LaNua Motors Up

Tel Aviv’s LaNua Project jumped eight spots in the rankings this week, after confirmation from UCAIR rankings that the project’s computing centers had finished their first datasets and begun to issue directives to project base stations. Project lead Moishe Levy commented on the importance of practical AI-assisted transportation in the city; “Tel Aviv is a complicated place, the result of years of villages and communities growing together from patchwork suburbs to a unified whole. It’s a city of young people, who are always on the go. Being able to implement real solutions to help them get where they need to be is more than a high goal, it’s a day-to-day necessity.”

San Francisco’s understated Health4All team slowly crept up the rankings as well, thanks to a public data-gathering program that WCAIR judging staff called “remarkable” in its efficiency and organizational scope. The H4 team hopes to have more than 60% of the population of San Francisco surveyed by the end of the project, and by the end of this week had already surpassed 10%.

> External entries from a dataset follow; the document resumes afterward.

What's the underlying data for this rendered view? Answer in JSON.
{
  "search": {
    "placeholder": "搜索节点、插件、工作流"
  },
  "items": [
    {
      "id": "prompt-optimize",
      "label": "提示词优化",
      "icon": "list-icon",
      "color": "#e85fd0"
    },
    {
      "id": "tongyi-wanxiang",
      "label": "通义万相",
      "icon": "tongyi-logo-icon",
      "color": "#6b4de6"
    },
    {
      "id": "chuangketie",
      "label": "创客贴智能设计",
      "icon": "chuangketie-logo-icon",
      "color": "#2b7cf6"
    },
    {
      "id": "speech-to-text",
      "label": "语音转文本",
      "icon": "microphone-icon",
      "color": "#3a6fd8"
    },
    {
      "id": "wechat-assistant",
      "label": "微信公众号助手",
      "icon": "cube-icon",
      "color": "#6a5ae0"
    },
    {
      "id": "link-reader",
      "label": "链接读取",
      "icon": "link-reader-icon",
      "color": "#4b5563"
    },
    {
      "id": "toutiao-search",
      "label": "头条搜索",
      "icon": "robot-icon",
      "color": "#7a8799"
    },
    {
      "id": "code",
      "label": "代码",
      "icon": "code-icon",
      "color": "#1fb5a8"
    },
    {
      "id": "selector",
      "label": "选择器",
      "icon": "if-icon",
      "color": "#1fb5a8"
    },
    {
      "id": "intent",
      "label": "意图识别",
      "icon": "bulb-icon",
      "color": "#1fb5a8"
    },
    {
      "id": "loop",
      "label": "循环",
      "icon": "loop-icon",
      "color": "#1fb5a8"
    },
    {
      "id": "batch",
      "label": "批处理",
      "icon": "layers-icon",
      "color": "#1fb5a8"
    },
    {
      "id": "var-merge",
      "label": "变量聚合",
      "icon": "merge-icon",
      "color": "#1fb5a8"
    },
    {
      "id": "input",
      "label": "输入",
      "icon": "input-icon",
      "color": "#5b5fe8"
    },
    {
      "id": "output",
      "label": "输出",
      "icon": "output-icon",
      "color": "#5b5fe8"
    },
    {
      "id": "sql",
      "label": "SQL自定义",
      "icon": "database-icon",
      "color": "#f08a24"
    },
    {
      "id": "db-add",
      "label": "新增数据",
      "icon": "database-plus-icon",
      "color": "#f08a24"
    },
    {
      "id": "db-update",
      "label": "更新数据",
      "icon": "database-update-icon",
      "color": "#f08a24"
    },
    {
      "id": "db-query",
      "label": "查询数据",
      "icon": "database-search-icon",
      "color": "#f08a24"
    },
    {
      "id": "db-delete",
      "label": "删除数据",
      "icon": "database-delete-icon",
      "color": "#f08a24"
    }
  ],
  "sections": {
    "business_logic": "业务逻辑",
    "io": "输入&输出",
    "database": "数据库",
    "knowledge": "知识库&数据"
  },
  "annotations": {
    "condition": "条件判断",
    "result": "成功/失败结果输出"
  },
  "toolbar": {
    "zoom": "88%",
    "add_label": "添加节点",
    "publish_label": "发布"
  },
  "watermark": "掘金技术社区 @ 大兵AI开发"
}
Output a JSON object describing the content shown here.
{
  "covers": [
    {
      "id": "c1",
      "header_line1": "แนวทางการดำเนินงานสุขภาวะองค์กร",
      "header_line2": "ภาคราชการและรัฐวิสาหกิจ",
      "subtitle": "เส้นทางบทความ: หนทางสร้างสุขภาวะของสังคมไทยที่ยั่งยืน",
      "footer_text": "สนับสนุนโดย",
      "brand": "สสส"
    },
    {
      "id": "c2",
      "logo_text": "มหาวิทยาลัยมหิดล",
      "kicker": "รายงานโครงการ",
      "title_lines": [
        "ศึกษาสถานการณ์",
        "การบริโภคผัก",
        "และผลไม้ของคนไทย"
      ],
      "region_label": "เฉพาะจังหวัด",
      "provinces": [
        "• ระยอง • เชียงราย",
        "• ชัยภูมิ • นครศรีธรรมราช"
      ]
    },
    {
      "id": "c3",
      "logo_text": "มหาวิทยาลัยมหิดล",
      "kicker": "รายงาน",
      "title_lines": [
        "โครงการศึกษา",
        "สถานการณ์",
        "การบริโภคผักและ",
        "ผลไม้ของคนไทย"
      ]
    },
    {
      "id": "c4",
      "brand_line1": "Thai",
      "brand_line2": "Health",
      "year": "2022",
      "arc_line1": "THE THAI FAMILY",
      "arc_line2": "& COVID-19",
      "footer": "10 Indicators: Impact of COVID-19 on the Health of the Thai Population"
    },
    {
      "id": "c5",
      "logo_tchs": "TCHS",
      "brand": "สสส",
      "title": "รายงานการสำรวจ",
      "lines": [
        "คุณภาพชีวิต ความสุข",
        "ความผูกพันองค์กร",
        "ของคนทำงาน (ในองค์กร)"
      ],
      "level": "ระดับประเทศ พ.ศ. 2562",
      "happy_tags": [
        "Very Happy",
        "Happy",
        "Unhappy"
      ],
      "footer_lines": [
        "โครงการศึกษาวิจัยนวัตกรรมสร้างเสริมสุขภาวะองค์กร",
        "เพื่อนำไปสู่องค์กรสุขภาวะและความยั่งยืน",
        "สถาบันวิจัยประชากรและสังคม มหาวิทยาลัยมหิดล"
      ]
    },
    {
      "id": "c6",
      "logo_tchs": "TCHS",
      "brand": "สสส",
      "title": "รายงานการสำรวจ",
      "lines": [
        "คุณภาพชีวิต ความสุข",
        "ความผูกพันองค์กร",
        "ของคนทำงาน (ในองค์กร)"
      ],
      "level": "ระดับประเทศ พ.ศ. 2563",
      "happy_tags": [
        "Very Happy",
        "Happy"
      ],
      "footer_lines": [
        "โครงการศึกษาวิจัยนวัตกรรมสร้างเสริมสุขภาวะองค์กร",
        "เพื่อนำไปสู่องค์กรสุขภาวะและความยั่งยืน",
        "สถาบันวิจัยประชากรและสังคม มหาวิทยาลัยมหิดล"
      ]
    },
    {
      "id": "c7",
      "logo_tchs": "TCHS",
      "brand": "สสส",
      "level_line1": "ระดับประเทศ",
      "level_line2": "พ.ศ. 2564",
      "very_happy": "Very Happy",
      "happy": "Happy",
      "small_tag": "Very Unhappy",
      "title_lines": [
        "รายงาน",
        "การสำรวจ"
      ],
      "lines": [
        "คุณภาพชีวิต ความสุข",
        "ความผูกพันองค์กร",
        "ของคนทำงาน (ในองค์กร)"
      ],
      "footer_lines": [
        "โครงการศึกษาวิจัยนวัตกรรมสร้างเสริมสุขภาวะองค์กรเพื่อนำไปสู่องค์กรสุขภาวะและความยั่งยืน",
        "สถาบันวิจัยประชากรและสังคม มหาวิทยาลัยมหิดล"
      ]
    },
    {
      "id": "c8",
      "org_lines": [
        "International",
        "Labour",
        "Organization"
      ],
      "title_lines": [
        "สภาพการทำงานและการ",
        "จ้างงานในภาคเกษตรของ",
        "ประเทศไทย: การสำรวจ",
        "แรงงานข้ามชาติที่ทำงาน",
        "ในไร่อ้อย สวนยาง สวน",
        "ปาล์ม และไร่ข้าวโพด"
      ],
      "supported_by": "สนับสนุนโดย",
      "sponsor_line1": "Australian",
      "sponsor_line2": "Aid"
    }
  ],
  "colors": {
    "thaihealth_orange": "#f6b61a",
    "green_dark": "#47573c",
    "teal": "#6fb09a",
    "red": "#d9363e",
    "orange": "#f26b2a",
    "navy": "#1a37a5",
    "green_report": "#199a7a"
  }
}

Weekly Spotlight

Municipal Harbor Regeneration Project, Phase 2: The harbour of Sydney, Australia, with its magnificent bridge and world-renowned Opera House, is a center for trade, tourism, and ecology. Long damaged by traffic and overfishing, in the past decades the City of Sydney has enacted new regeneration programs to safeguard the harbor’s biodiversity and integrity for its citizens. This multi-disciplinary program combines AI analysis of current patterns, bathymetry data, boat traffic, and other human impacts in order to construct a functional virtual model of Sydney Harbour as a jumping-off point for future regeneration projects.


Seonbaecar Joint Municipal Self-Driving Car Pilot Project: As home to many of Korea’s tech giants, Seoul is no stranger to self-driving car research. Seonbaecar uses donated prototypes from several of the country’s auto manufacturers in combination with a crowd-sourced ridesharing program to generate predictive AI models of how self-driving cars might be used to supplement Seoul’s pre-existing public-transit options. By creating new dedicated self-driving lanes that intermingle with transit corridors, the project aims to get Seoulites to their destinations faster, more comfortably and with less of an environmental impact than ever before.